Various techniques for TAP block have been performed by anesthetists[1,2] alone or with surgeons’ assistance. Differential dermatomal coverage was observed in classic approach of Rafi (T6–L1 dermatomes) and Hebbard oblique subcostal approach (T7–T12 dermatomes), which could be due to fact that upper and lateral TAP compartments do not appear to communicate with each other, as confirmed by magnetic resonance imaging analysis, and by contrast enhancement.
Our technique is partially open, relatively simpler, and a novel simulation of combined subcostal and midaxillary techniques of TAP block in which catheters were placed by penetrating the needle into the abdominal wall.

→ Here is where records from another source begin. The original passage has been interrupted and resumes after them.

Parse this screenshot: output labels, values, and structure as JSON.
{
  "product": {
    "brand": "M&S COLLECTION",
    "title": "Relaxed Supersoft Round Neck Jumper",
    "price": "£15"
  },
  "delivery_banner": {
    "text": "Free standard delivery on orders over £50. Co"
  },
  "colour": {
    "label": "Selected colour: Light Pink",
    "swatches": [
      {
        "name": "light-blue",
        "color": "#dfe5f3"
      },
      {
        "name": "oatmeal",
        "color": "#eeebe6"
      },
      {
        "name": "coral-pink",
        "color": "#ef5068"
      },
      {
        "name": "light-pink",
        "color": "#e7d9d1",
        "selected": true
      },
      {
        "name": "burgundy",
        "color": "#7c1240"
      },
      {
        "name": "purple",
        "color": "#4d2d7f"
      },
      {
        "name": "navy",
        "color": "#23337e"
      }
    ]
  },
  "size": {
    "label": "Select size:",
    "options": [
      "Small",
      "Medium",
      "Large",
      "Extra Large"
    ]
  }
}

Our technique differs from that of the Børglum et al. (4-point single shot ultrasonography [USG]-guided bilateral posterior and oblique subcostal blocks). First, our blocks are performed intraoperatively (vs. their postoperative blocks). Second, it is performed without ultrasound assistance. Third, there is no fixed landmark for catheter insertion; site and number of catheter insertion depends on the extent of incision and can be changed according to length and site of incision. Instead of single shot injections, our catheters provide continuous infusion of drugs and better pain relief.
Our technique can prove a sensible substitution since there is no need of USG/detailed knowledge of abdominal wall anatomy/skilled personnel to advance the needle inplane. Inserting the catheters after wound closure might face the technical difficulties with inability to follow the TAP because of limitations in needle movement, having a needle too short to pass along the subcostal oblique line, and a distorted anatomy due to previous surgery, air in the tissues, edema, and obesity. Further, anatomical distortions of the planes (hydrodissection by injecting in wrong planes or needle displacement by the variable pressure of the transducer probe) is not the potential problem in our technique. Strict aseptic precaution is required to prevent surgical site infection, also injury to catheter or its dislodgement at the time of surgical wound closure should be taken care. Although this novel technique is reliable, simple to perform but needs further studies to substantiate the results.
There are no conflicts of interest.